═══ Entries provided ═══
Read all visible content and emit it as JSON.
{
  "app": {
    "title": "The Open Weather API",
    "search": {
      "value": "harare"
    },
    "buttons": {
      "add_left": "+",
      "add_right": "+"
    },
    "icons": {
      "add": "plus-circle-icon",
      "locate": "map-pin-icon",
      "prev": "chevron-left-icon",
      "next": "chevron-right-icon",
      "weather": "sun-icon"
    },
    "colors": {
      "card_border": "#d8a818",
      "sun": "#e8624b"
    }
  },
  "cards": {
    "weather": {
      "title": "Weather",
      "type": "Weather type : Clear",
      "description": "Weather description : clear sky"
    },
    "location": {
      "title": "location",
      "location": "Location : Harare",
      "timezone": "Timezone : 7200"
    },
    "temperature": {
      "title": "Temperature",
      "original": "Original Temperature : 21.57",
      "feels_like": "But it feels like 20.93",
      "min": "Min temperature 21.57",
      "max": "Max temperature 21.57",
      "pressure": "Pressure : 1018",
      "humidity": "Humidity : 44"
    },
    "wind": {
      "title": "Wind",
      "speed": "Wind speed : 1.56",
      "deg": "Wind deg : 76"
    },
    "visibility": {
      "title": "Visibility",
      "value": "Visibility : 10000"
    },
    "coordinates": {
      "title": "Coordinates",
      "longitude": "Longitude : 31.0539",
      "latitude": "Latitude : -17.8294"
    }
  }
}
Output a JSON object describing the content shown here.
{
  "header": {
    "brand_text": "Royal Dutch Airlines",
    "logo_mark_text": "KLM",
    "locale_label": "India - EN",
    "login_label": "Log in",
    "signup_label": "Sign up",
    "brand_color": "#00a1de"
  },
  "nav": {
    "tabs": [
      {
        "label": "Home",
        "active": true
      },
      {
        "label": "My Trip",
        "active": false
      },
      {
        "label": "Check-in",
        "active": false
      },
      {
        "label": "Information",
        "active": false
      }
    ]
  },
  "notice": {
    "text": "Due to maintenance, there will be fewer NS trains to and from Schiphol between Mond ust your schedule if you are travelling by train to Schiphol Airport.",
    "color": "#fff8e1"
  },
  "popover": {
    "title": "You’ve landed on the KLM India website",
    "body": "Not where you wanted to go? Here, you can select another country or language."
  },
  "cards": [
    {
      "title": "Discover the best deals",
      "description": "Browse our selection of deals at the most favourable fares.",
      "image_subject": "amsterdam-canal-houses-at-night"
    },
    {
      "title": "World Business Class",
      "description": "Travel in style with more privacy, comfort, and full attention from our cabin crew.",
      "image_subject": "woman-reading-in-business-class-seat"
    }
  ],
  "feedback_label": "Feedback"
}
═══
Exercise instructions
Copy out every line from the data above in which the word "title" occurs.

Answer section
    "title": "The Open Weather API",
      "title": "Weather",
      "title": "location",
      "title": "Temperature",
      "title": "Wind",
      "title": "Visibility",
      "title": "Coordinates",
    "title": "You’ve landed on the KLM India website",
      "title": "Discover the best deals",
      "title": "World Business Class",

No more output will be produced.